INPUT DATA Start Marker

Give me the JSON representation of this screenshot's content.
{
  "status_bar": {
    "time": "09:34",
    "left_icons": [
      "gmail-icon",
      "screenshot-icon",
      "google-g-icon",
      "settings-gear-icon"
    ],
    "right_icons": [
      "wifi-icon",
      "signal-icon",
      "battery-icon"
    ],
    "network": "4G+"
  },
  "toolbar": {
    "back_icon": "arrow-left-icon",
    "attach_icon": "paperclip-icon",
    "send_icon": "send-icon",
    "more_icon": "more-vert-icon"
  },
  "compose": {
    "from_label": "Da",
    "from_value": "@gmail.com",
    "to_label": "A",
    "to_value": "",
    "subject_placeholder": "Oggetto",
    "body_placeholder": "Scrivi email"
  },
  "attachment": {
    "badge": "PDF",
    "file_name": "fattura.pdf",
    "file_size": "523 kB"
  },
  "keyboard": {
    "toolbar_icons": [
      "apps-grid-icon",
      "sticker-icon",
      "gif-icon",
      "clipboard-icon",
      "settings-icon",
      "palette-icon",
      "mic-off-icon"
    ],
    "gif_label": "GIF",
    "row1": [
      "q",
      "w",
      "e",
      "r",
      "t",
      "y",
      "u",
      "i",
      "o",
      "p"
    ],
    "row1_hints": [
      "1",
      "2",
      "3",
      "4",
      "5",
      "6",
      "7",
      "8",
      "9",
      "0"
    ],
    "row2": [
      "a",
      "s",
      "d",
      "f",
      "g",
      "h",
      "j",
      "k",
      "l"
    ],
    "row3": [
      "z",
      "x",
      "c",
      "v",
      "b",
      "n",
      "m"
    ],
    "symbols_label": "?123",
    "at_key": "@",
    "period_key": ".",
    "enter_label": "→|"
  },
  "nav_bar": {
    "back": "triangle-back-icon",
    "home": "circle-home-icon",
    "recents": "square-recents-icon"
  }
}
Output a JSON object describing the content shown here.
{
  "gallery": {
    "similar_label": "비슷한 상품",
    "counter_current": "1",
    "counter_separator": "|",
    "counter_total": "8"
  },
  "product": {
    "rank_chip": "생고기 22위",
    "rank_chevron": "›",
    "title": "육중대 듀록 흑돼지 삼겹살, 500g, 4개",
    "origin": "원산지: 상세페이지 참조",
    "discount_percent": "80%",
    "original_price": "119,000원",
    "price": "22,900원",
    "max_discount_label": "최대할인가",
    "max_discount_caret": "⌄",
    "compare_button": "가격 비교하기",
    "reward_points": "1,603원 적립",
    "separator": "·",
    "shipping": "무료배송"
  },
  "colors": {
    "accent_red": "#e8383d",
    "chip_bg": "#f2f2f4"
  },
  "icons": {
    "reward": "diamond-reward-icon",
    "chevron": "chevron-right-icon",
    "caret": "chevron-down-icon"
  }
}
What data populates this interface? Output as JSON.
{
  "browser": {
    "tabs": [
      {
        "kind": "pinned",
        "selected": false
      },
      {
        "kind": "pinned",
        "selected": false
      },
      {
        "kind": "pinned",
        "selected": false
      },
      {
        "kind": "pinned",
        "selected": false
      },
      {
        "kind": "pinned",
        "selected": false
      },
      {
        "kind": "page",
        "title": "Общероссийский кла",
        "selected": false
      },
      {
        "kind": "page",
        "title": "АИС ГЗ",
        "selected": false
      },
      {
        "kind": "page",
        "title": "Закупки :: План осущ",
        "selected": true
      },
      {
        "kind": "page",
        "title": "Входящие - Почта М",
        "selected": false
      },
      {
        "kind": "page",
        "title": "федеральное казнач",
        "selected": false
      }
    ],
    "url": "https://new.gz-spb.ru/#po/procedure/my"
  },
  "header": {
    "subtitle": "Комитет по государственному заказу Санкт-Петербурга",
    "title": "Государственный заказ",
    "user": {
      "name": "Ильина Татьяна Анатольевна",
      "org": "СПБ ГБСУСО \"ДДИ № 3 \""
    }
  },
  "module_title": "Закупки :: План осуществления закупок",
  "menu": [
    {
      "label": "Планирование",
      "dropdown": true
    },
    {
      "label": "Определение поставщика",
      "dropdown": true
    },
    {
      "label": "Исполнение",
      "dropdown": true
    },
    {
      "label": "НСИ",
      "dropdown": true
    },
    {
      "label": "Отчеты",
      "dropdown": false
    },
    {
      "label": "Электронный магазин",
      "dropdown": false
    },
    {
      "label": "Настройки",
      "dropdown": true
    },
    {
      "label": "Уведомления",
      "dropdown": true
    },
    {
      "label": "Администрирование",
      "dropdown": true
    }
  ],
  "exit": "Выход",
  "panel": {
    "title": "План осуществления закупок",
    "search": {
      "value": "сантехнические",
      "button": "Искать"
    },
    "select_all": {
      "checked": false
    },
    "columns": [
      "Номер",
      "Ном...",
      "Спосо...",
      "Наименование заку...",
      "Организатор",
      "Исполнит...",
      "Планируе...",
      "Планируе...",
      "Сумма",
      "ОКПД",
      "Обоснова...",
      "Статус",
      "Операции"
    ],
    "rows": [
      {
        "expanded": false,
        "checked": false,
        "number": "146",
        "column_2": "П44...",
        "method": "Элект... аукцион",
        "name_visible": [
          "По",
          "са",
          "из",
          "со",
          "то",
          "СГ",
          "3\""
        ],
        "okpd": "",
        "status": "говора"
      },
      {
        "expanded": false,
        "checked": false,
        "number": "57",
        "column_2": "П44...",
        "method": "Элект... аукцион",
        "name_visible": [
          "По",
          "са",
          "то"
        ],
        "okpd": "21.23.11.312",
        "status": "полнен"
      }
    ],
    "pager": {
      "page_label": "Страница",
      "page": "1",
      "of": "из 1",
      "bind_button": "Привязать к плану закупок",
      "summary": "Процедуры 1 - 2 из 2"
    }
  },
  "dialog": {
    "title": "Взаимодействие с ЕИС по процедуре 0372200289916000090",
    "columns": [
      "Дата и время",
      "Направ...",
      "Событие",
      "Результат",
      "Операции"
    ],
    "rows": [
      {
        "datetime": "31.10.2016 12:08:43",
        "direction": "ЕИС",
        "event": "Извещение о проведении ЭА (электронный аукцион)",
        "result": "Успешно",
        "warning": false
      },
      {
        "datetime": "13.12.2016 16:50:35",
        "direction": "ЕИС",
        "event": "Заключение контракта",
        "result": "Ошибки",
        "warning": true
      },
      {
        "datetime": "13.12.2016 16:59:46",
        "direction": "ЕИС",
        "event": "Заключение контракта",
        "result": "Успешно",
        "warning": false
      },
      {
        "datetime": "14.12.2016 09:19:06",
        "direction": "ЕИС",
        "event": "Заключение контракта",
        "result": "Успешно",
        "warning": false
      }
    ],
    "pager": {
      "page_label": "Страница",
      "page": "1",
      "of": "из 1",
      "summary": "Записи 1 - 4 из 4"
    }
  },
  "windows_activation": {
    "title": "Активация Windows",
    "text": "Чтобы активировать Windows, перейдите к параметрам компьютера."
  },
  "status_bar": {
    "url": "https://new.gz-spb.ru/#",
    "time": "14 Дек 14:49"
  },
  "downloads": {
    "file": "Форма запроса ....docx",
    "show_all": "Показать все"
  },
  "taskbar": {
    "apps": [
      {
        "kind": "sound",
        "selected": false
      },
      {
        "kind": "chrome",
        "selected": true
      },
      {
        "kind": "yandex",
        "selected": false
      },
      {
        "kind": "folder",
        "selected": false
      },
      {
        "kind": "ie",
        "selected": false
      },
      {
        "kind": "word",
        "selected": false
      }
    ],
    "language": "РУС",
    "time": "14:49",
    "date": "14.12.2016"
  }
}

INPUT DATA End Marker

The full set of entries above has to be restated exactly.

Give me the JSON representation of this screenshot's content.
{
  "status_bar": {
    "time": "09:34",
    "left_icons": [
      "gmail-icon",
      "screenshot-icon",
      "google-g-icon",
      "settings-gear-icon"
    ],
    "right_icons": [
      "wifi-icon",
      "signal-icon",
      "battery-icon"
    ],
    "network": "4G+"
  },
  "toolbar": {
    "back_icon": "arrow-left-icon",
    "attach_icon": "paperclip-icon",
    "send_icon": "send-icon",
    "more_icon": "more-vert-icon"
  },
  "compose": {
    "from_label": "Da",
    "from_value": "@gmail.com",
    "to_label": "A",
    "to_value": "",
    "subject_placeholder": "Oggetto",
    "body_placeholder": "Scrivi email"
  },
  "attachment": {
    "badge": "PDF",
    "file_name": "fattura.pdf",
    "file_size": "523 kB"
  },
  "keyboard": {
    "toolbar_icons": [
      "apps-grid-icon",
      "sticker-icon",
      "gif-icon",
      "clipboard-icon",
      "settings-icon",
      "palette-icon",
      "mic-off-icon"
    ],
    "gif_label": "GIF",
    "row1": [
      "q",
      "w",
      "e",
      "r",
      "t",
      "y",
      "u",
      "i",
      "o",
      "p"
    ],
    "row1_hints": [
      "1",
      "2",
      "3",
      "4",
      "5",
      "6",
      "7",
      "8",
      "9",
      "0"
    ],
    "row2": [
      "a",
      "s",
      "d",
      "f",
      "g",
      "h",
      "j",
      "k",
      "l"
    ],
    "row3": [
      "z",
      "x",
      "c",
      "v",
      "b",
      "n",
      "m"
    ],
    "symbols_label": "?123",
    "at_key": "@",
    "period_key": ".",
    "enter_label": "→|"
  },
  "nav_bar": {
    "back": "triangle-back-icon",
    "home": "circle-home-icon",
    "recents": "square-recents-icon"
  }
}
Output a JSON object describing the content shown here.
{
  "gallery": {
    "similar_label": "비슷한 상품",
    "counter_current": "1",
    "counter_separator": "|",
    "counter_total": "8"
  },
  "product": {
    "rank_chip": "생고기 22위",
    "rank_chevron": "›",
    "title": "육중대 듀록 흑돼지 삼겹살, 500g, 4개",
    "origin": "원산지: 상세페이지 참조",
    "discount_percent": "80%",
    "original_price": "119,000원",
    "price": "22,900원",
    "max_discount_label": "최대할인가",
    "max_discount_caret": "⌄",
    "compare_button": "가격 비교하기",
    "reward_points": "1,603원 적립",
    "separator": "·",
    "shipping": "무료배송"
  },
  "colors": {
    "accent_red": "#e8383d",
    "chip_bg": "#f2f2f4"
  },
  "icons": {
    "reward": "diamond-reward-icon",
    "chevron": "chevron-right-icon",
    "caret": "chevron-down-icon"
  }
}
What data populates this interface? Output as JSON.
{
  "browser": {
    "tabs": [
      {
        "kind": "pinned",
        "selected": false
      },
      {
        "kind": "pinned",
        "selected": false
      },
      {
        "kind": "pinned",
        "selected": false
      },
      {
        "kind": "pinned",
        "selected": false
      },
      {
        "kind": "pinned",
        "selected": false
      },
      {
        "kind": "page",
        "title": "Общероссийский кла",
        "selected": false
      },
      {
        "kind": "page",
        "title": "АИС ГЗ",
        "selected": false
      },
      {
        "kind": "page",
        "title": "Закупки :: План осущ",
        "selected": true
      },
      {
        "kind": "page",
        "title": "Входящие - Почта М",
        "selected": false
      },
      {
        "kind": "page",
        "title": "федеральное казнач",
        "selected": false
      }
    ],
    "url": "https://new.gz-spb.ru/#po/procedure/my"
  },
  "header": {
    "subtitle": "Комитет по государственному заказу Санкт-Петербурга",
    "title": "Государственный заказ",
    "user": {
      "name": "Ильина Татьяна Анатольевна",
      "org": "СПБ ГБСУСО \"ДДИ № 3 \""
    }
  },
  "module_title": "Закупки :: План осуществления закупок",
  "menu": [
    {
      "label": "Планирование",
      "dropdown": true
    },
    {
      "label": "Определение поставщика",
      "dropdown": true
    },
    {
      "label": "Исполнение",
      "dropdown": true
    },
    {
      "label": "НСИ",
      "dropdown": true
    },
    {
      "label": "Отчеты",
      "dropdown": false
    },
    {
      "label": "Электронный магазин",
      "dropdown": false
    },
    {
      "label": "Настройки",
      "dropdown": true
    },
    {
      "label": "Уведомления",
      "dropdown": true
    },
    {
      "label": "Администрирование",
      "dropdown": true
    }
  ],
  "exit": "Выход",
  "panel": {
    "title": "План осуществления закупок",
    "search": {
      "value": "сантехнические",
      "button": "Искать"
    },
    "select_all": {
      "checked": false
    },
    "columns": [
      "Номер",
      "Ном...",
      "Спосо...",
      "Наименование заку...",
      "Организатор",
      "Исполнит...",
      "Планируе...",
      "Планируе...",
      "Сумма",
      "ОКПД",
      "Обоснова...",
      "Статус",
      "Операции"
    ],
    "rows": [
      {
        "expanded": false,
        "checked": false,
        "number": "146",
        "column_2": "П44...",
        "method": "Элект... аукцион",
        "name_visible": [
          "По",
          "са",
          "из",
          "со",
          "то",
          "СГ",
          "3\""
        ],
        "okpd": "",
        "status": "говора"
      },
      {
        "expanded": false,
        "checked": false,
        "number": "57",
        "column_2": "П44...",
        "method": "Элект... аукцион",
        "name_visible": [
          "По",
          "са",
          "то"
        ],
        "okpd": "21.23.11.312",
        "status": "полнен"
      }
    ],
    "pager": {
      "page_label": "Страница",
      "page": "1",
      "of": "из 1",
      "bind_button": "Привязать к плану закупок",
      "summary": "Процедуры 1 - 2 из 2"
    }
  },
  "dialog": {
    "title": "Взаимодействие с ЕИС по процедуре 0372200289916000090",
    "columns": [
      "Дата и время",
      "Направ...",
      "Событие",
      "Результат",
      "Операции"
    ],
    "rows": [
      {
        "datetime": "31.10.2016 12:08:43",
        "direction": "ЕИС",
        "event": "Извещение о проведении ЭА (электронный аукцион)",
        "result": "Успешно",
        "warning": false
      },
      {
        "datetime": "13.12.2016 16:50:35",
        "direction": "ЕИС",
        "event": "Заключение контракта",
        "result": "Ошибки",
        "warning": true
      },
      {
        "datetime": "13.12.2016 16:59:46",
        "direction": "ЕИС",
        "event": "Заключение контракта",
        "result": "Успешно",
        "warning": false
      },
      {
        "datetime": "14.12.2016 09:19:06",
        "direction": "ЕИС",
        "event": "Заключение контракта",
        "result": "Успешно",
        "warning": false
      }
    ],
    "pager": {
      "page_label": "Страница",
      "page": "1",
      "of": "из 1",
      "summary": "Записи 1 - 4 из 4"
    }
  },
  "windows_activation": {
    "title": "Активация Windows",
    "text": "Чтобы активировать Windows, перейдите к параметрам компьютера."
  },
  "status_bar": {
    "url": "https://new.gz-spb.ru/#",
    "time": "14 Дек 14:49"
  },
  "downloads": {
    "file": "Форма запроса ....docx",
    "show_all": "Показать все"
  },
  "taskbar": {
    "apps": [
      {
        "kind": "sound",
        "selected": false
      },
      {
        "kind": "chrome",
        "selected": true
      },
      {
        "kind": "yandex",
        "selected": false
      },
      {
        "kind": "folder",
        "selected": false
      },
      {
        "kind": "ie",
        "selected": false
      },
      {
        "kind": "word",
        "selected": false
      }
    ],
    "language": "РУС",
    "time": "14:49",
    "date": "14.12.2016"
  }
}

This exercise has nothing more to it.